[[ Data under study open ]]

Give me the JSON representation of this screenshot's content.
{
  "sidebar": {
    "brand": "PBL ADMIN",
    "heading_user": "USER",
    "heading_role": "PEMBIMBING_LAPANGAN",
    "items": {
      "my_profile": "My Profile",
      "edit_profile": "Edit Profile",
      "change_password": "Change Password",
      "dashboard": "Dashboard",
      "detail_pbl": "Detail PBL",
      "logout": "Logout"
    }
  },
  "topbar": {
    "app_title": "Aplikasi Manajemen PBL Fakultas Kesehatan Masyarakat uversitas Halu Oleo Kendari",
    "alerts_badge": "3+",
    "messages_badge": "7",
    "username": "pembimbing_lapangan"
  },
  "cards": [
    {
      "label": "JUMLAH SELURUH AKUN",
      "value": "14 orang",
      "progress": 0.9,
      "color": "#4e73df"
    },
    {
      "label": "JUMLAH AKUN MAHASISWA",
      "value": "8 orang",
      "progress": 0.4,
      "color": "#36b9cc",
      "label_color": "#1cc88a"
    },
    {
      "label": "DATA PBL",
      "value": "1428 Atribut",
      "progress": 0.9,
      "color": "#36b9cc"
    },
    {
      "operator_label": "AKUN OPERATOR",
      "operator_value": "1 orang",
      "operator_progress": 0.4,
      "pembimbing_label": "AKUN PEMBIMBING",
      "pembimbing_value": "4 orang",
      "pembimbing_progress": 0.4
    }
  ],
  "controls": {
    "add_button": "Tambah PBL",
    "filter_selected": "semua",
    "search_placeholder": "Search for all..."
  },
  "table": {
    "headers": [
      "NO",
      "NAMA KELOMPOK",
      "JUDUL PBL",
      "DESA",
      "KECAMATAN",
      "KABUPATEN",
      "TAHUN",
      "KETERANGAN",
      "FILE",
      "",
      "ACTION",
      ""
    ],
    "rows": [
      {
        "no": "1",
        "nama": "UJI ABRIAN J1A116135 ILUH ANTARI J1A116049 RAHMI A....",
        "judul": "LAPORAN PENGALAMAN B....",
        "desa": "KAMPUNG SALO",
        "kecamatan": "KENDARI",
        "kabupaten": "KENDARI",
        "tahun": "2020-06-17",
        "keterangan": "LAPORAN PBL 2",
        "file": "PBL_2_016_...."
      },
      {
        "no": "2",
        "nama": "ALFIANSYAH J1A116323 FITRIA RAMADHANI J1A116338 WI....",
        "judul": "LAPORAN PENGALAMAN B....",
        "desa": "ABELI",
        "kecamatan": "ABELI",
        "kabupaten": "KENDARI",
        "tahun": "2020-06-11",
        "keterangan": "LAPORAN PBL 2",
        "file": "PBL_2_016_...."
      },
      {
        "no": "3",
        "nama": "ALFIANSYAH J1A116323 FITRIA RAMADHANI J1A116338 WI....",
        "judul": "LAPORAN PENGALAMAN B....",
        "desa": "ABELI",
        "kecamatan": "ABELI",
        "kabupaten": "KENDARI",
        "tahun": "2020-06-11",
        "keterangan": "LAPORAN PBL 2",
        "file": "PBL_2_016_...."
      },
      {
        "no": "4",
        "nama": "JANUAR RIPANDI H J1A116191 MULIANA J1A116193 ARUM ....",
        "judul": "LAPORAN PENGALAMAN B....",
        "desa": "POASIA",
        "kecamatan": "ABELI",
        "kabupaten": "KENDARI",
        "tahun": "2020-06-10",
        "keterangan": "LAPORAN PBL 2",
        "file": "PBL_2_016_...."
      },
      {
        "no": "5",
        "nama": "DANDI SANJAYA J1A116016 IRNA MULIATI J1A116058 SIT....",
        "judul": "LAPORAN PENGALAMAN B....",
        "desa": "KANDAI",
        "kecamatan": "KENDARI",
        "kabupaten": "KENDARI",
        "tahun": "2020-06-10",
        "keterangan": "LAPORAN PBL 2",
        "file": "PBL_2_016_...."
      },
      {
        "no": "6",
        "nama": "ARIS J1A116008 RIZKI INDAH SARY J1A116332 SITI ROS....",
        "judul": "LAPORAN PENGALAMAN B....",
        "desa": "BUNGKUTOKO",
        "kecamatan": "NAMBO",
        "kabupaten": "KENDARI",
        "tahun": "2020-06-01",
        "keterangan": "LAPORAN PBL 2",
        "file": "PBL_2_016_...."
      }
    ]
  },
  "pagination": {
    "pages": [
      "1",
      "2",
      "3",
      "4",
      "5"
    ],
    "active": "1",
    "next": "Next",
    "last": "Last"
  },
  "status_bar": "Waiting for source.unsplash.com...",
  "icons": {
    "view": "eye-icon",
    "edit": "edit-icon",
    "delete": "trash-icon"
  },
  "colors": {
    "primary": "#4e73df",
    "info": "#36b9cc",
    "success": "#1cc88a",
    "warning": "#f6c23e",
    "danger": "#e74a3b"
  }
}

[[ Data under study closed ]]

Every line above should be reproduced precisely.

Give me the JSON representation of this screenshot's content.
{
  "sidebar": {
    "brand": "PBL ADMIN",
    "heading_user": "USER",
    "heading_role": "PEMBIMBING_LAPANGAN",
    "items": {
      "my_profile": "My Profile",
      "edit_profile": "Edit Profile",
      "change_password": "Change Password",
      "dashboard": "Dashboard",
      "detail_pbl": "Detail PBL",
      "logout": "Logout"
    }
  },
  "topbar": {
    "app_title": "Aplikasi Manajemen PBL Fakultas Kesehatan Masyarakat uversitas Halu Oleo Kendari",
    "alerts_badge": "3+",
    "messages_badge": "7",
    "username": "pembimbing_lapangan"
  },
  "cards": [
    {
      "label": "JUMLAH SELURUH AKUN",
      "value": "14 orang",
      "progress": 0.9,
      "color": "#4e73df"
    },
    {
      "label": "JUMLAH AKUN MAHASISWA",
      "value": "8 orang",
      "progress": 0.4,
      "color": "#36b9cc",
      "label_color": "#1cc88a"
    },
    {
      "label": "DATA PBL",
      "value": "1428 Atribut",
      "progress": 0.9,
      "color": "#36b9cc"
    },
    {
      "operator_label": "AKUN OPERATOR",
      "operator_value": "1 orang",
      "operator_progress": 0.4,
      "pembimbing_label": "AKUN PEMBIMBING",
      "pembimbing_value": "4 orang",
      "pembimbing_progress": 0.4
    }
  ],
  "controls": {
    "add_button": "Tambah PBL",
    "filter_selected": "semua",
    "search_placeholder": "Search for all..."
  },
  "table": {
    "headers": [
      "NO",
      "NAMA KELOMPOK",
      "JUDUL PBL",
      "DESA",
      "KECAMATAN",
      "KABUPATEN",
      "TAHUN",
      "KETERANGAN",
      "FILE",
      "",
      "ACTION",
      ""
    ],
    "rows": [
      {
        "no": "1",
        "nama": "UJI ABRIAN J1A116135 ILUH ANTARI J1A116049 RAHMI A....",
        "judul": "LAPORAN PENGALAMAN B....",
        "desa": "KAMPUNG SALO",
        "kecamatan": "KENDARI",
        "kabupaten": "KENDARI",
        "tahun": "2020-06-17",
        "keterangan": "LAPORAN PBL 2",
        "file": "PBL_2_016_...."
      },
      {
        "no": "2",
        "nama": "ALFIANSYAH J1A116323 FITRIA RAMADHANI J1A116338 WI....",
        "judul": "LAPORAN PENGALAMAN B....",
        "desa": "ABELI",
        "kecamatan": "ABELI",
        "kabupaten": "KENDARI",
        "tahun": "2020-06-11",
        "keterangan": "LAPORAN PBL 2",
        "file": "PBL_2_016_...."
      },
      {
        "no": "3",
        "nama": "ALFIANSYAH J1A116323 FITRIA RAMADHANI J1A116338 WI....",
        "judul": "LAPORAN PENGALAMAN B....",
        "desa": "ABELI",
        "kecamatan": "ABELI",
        "kabupaten": "KENDARI",
        "tahun": "2020-06-11",
        "keterangan": "LAPORAN PBL 2",
        "file": "PBL_2_016_...."
      },
      {
        "no": "4",
        "nama": "JANUAR RIPANDI H J1A116191 MULIANA J1A116193 ARUM ....",
        "judul": "LAPORAN PENGALAMAN B....",
        "desa": "POASIA",
        "kecamatan": "ABELI",
        "kabupaten": "KENDARI",
        "tahun": "2020-06-10",
        "keterangan": "LAPORAN PBL 2",
        "file": "PBL_2_016_...."
      },
      {
        "no": "5",
        "nama": "DANDI SANJAYA J1A116016 IRNA MULIATI J1A116058 SIT....",
        "judul": "LAPORAN PENGALAMAN B....",
        "desa": "KANDAI",
        "kecamatan": "KENDARI",
        "kabupaten": "KENDARI",
        "tahun": "2020-06-10",
        "keterangan": "LAPORAN PBL 2",
        "file": "PBL_2_016_...."
      },
      {
        "no": "6",
        "nama": "ARIS J1A116008 RIZKI INDAH SARY J1A116332 SITI ROS....",
        "judul": "LAPORAN PENGALAMAN B....",
        "desa": "BUNGKUTOKO",
        "kecamatan": "NAMBO",
        "kabupaten": "KENDARI",
        "tahun": "2020-06-01",
        "keterangan": "LAPORAN PBL 2",
        "file": "PBL_2_016_...."
      }
    ]
  },
  "pagination": {
    "pages": [
      "1",
      "2",
      "3",
      "4",
      "5"
    ],
    "active": "1",
    "next": "Next",
    "last": "Last"
  },
  "status_bar": "Waiting for source.unsplash.com...",
  "icons": {
    "view": "eye-icon",
    "edit": "edit-icon",
    "delete": "trash-icon"
  },
  "colors": {
    "primary": "#4e73df",
    "info": "#36b9cc",
    "success": "#1cc88a",
    "warning": "#f6c23e",
    "danger": "#e74a3b"
  }
}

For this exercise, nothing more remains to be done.